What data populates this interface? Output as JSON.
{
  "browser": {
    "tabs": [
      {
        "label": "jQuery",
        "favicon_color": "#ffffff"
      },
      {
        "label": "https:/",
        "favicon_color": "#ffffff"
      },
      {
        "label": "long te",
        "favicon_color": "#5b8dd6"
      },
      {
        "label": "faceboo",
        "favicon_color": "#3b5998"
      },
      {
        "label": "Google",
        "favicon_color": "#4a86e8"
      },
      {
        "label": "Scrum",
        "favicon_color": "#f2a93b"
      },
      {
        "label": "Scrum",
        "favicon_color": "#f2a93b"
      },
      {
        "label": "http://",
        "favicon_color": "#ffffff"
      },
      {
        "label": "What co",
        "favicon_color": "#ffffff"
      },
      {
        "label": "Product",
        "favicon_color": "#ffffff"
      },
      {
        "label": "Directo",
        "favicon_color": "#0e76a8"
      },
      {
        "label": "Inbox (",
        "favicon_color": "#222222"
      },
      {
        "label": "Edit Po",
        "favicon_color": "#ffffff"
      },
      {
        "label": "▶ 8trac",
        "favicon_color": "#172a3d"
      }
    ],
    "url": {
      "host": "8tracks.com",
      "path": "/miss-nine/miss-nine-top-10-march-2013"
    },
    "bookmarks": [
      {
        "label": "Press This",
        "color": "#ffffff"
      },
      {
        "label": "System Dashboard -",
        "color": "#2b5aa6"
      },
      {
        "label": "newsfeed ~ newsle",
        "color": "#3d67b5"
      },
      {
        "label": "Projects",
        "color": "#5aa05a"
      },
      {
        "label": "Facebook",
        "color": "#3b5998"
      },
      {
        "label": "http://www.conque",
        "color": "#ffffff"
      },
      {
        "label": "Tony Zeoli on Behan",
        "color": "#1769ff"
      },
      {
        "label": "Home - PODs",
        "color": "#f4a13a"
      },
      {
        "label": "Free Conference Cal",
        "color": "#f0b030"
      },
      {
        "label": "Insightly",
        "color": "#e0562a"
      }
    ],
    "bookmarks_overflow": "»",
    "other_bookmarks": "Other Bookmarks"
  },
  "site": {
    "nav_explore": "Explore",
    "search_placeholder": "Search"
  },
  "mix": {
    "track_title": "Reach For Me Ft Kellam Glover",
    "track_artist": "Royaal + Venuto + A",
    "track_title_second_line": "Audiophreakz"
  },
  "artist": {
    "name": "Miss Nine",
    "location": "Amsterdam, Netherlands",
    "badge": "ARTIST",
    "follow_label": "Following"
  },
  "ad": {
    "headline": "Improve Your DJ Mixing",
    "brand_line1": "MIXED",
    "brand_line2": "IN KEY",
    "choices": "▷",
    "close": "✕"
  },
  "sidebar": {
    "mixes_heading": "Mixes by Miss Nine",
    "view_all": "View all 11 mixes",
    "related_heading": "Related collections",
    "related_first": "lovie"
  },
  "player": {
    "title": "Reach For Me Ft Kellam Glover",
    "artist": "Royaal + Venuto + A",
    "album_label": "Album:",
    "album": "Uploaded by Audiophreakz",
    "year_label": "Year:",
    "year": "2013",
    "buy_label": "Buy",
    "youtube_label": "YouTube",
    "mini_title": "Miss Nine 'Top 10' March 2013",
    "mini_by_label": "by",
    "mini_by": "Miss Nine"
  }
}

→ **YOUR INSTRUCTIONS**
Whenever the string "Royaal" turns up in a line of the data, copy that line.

→ **RESULT**
    "track_artist": "Royaal + Venuto + A",
    "artist": "Royaal + Venuto + A",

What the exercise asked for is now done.